- If you sell Section 1202-qualified small-business stock, the taxable portion of the gain carries a tax rate of 28 percent.
- If you sell collectibles, such as art or coins, the net capital gains carry a maximum tax rate of 28 percent.
- If you sell Section 1250 real property, the portion of any unrecaptured gain carries a maximum tax rate of 25 percent.
If your capital gains are less than your capital losses, you can deduct some of your net capital loss from your net capital gain. The IRS places a $3,000 maximum limit on the amount of net capital loss that you can claim to reduce your tax liability ($1,500 if you are married and filing separately). After you complete your tax worksheets, if the amount of net capital loss that you enter on line 13 of Form 1040 exceeds this limit, you won’t lose all of this benefit. You’ll complete the "Capital Loss Carryover Worksheet" that is included in Publication 550, “Investment Income and Expenses,” which instructs you how to compute the amount that you can carry over to the next tax year.
Business Income vs. the Sale of a Business
If you own a business that buys and re-sells items, your profit from the business is not a capital gain. It’s considered business income, and it is taxed accordingly. The money used to purchase items for the business is a business expense, and the money you receive from the sale of the items is business revenue.
If you sell your business, that's a different matter. You'll typically figure a gain or loss for each asset. For example, the sale of real estate or depreciable property that you owned for longer than one year is usually a gain or loss from a 1231 transaction, but the sale of your business inventory is considered ordinary income or loss. Section 1231 of the IRS Code discusses 1231 transactions, which include some livestock and natural resources as well as real property.
IRS tax laws are not static. Because they are subject to change from year to year, you'll want to make sure that you use only the current forms, which you can download from the IRS website (IRS.gov). These forms reflect any new tax legislation.
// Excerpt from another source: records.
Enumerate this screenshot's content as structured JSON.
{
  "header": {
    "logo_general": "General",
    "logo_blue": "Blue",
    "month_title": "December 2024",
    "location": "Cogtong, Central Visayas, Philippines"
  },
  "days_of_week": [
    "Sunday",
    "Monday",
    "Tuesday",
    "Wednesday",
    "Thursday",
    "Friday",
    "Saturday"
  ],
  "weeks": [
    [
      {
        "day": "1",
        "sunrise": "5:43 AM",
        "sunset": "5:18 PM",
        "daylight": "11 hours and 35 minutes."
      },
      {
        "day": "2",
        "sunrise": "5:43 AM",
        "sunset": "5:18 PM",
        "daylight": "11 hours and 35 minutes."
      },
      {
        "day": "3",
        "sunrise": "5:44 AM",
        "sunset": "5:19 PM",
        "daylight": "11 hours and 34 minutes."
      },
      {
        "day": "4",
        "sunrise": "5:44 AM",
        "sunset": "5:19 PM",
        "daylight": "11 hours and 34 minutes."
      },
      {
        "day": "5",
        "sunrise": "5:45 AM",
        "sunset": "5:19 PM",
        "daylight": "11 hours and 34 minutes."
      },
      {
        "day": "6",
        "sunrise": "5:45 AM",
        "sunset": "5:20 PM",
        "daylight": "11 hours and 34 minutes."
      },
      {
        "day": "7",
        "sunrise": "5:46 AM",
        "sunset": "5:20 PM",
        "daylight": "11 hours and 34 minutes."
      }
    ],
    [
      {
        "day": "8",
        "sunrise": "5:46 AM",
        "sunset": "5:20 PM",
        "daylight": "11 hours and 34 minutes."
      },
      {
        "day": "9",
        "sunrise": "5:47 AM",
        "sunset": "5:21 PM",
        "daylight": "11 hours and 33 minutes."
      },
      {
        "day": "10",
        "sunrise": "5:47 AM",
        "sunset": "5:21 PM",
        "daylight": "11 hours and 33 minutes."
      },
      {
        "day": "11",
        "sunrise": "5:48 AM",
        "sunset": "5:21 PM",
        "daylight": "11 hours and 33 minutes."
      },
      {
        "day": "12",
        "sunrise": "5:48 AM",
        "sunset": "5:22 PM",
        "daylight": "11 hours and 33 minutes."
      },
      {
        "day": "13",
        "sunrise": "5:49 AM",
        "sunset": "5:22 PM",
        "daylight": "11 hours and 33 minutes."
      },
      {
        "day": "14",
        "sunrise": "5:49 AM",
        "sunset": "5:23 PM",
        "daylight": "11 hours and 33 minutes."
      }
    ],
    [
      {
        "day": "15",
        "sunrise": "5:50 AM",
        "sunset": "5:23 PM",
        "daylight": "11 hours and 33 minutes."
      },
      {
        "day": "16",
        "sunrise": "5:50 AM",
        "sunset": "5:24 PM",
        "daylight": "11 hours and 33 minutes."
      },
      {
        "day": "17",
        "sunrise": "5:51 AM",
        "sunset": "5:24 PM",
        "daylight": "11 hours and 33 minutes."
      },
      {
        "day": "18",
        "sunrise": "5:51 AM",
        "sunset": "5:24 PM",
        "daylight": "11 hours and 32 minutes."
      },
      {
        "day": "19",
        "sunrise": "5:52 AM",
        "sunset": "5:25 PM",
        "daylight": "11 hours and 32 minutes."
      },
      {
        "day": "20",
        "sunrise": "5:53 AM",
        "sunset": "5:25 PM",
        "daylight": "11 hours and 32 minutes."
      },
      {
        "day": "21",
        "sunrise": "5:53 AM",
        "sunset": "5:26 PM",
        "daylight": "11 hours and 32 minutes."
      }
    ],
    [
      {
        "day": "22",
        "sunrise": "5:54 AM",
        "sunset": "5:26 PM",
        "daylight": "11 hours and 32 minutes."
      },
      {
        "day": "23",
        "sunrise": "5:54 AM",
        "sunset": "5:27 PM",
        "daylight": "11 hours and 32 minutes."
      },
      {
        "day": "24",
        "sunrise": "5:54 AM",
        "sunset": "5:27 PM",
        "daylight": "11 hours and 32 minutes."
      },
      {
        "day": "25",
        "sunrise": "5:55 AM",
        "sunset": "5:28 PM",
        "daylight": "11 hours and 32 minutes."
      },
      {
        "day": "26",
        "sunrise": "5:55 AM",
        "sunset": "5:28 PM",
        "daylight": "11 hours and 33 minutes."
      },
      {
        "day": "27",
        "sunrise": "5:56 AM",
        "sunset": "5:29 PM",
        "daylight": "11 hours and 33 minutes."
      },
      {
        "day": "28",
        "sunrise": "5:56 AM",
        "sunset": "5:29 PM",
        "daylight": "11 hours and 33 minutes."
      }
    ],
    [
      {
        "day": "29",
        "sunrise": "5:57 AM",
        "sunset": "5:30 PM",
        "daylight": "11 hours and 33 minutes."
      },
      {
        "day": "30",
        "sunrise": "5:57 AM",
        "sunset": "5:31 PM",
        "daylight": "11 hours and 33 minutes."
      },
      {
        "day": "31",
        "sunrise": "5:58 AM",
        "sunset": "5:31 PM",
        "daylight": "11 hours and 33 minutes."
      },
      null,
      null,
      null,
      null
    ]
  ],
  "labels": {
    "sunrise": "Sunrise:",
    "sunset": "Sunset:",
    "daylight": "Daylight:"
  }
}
The information in this article is current for filing 2017 tax returns.
- IRS: Publication 551 -- Basis of Assets
- IRS: Topic 409 -- Capital Gains and Losses
- IRS: Capital Gains and Losses -- 10 Helpful Facts to Know
- IRS: Form 1099-B -- Proceeds from Broker and Barter Exchange Transactions
- IRS: Form 8949 -- Sales and Other Dispositions of Assets
- IRS: Schedule D -- Capital Gains and Losses
- IRS: Instructions for Form 8949
- IRS: Publication 550 -- Investment Income and Expenses (Including Capital Gains and Losses)
- IRS: Sale of a Business
- IRS: Publication 544 -- Chapter 3, Ordinary or Capital Gain or Loss for Business Property